According to the Institute's research, shareholders find the profile prospectus easier to use than the long-form prospectus. For example, 56 percent of recent purchasers surveyed by the Institute found it very easy to understand information in the profile prospectus on investment risks. (Only 21 percent found it very easy to understand this information in the long-form prospectus.) Most shareholders—including those who consult the long-form prospectus—indicated they would like to receive the profile prospectus either alone or with the option to receive the long-form prospectus. Sixty-six percent of recent purchasers surveyed by the Institute stated that they would like to receive the profile prospectus alone or with the option to order the long-form prospectus.
All of these results are consistent with the findings of prospective investors and other surveys conducted by participating Institute members. Two members participating in the project also surveyed broker-dealers and other financial professionals concerning the profile prospectus, and found that most of these professionals would use the profile prospectus to help inform their clients concerning the characteristics of various mutual funds.
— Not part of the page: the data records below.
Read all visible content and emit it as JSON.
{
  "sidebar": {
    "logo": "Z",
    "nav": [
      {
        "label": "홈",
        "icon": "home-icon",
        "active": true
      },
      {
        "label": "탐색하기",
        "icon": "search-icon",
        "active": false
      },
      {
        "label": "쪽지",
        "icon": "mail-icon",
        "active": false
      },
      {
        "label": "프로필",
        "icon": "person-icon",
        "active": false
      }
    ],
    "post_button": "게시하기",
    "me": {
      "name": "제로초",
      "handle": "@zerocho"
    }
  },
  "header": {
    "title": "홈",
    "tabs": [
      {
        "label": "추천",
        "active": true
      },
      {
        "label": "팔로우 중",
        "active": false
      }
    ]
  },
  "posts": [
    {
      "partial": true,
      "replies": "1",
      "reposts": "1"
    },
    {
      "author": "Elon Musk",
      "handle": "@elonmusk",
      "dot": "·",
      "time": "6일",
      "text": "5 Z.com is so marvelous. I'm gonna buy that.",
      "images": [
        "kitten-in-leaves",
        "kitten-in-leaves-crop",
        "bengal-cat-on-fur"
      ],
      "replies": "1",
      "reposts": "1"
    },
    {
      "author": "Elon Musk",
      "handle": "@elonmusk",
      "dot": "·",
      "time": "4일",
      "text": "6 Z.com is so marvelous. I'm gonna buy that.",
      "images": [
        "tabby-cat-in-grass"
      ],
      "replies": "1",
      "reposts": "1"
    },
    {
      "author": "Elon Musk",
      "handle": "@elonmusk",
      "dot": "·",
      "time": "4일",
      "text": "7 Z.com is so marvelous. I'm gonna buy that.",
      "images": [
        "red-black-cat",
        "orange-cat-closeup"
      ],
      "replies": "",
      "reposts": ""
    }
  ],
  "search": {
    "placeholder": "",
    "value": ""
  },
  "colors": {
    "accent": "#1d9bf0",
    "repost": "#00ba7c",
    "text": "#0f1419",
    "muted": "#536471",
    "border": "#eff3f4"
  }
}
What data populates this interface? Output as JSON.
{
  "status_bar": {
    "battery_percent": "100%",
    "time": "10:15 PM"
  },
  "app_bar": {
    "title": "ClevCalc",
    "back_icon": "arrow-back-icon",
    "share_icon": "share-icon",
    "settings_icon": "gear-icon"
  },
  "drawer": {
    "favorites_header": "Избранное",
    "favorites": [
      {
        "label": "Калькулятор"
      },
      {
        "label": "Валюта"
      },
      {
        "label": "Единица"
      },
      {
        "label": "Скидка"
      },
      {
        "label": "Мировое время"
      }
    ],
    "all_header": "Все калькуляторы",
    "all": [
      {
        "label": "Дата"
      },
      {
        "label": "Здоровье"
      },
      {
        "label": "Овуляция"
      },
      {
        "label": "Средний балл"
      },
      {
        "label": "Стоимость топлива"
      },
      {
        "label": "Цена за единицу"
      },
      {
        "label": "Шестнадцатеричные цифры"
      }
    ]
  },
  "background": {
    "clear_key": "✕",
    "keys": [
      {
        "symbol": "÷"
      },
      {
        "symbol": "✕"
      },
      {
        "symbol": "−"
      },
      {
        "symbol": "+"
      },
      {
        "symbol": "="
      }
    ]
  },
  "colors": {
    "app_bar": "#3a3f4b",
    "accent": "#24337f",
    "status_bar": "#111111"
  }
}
Based on the results of this research and our experience with the profile prospectus to date, the Institute has recommended that the Commission propose, for public comment, rules that would permit funds to distribute the profile prospectus for use by investors, at their option, to purchase shares or request the long-from prospectus. (All investors would receive the long-form prospectus, in any event, not later than the confirmation of purchase.) We also have recommended a number of enhancements be made to the profile prospectus including the following:
- a comparison of the fund's 1, 5, and 10-year total returns to the returns of either a broad-based securities market index or an appropriate fund index and, at the fund's option, the Treasury bill rate;
- disclosure concerning the fund's portfolio manager;
- a clear statement that loss of money is a risk of investing in the fund;
- risk disclosure specific to the type of fund, focusing on overall portfolio risks rather than risks of particular portfolio securities;
- for equity funds, specifically required disclosure of the criteria used for making investments and, for fixed income funds, disclosure of any general policies concerning average maturity or duration and credit quality;
- a prominent legend stating that the profile "contains key information about the fund" and that if the reader would like more information before investing, the reader should consult the mutual fund's long-form prospectus;
- in the same legend, a statement that, for details about a mutual fund's holdings or recent investment strategies, investors should review the mutual fund's most recent annual or semiannual report; and
- disclosure concerning the tax consequences of distributions.
Finally, the Institute also has urged that the Commission persist in its effort to simplify the long-form prospectus. Even if the Commission were to authorize use of the profile prospectus at an investor's option, the traditional prospectus will remain a helpful tool for existing shareholders, including those many investors who are able to use it effectively in making their investment decisions.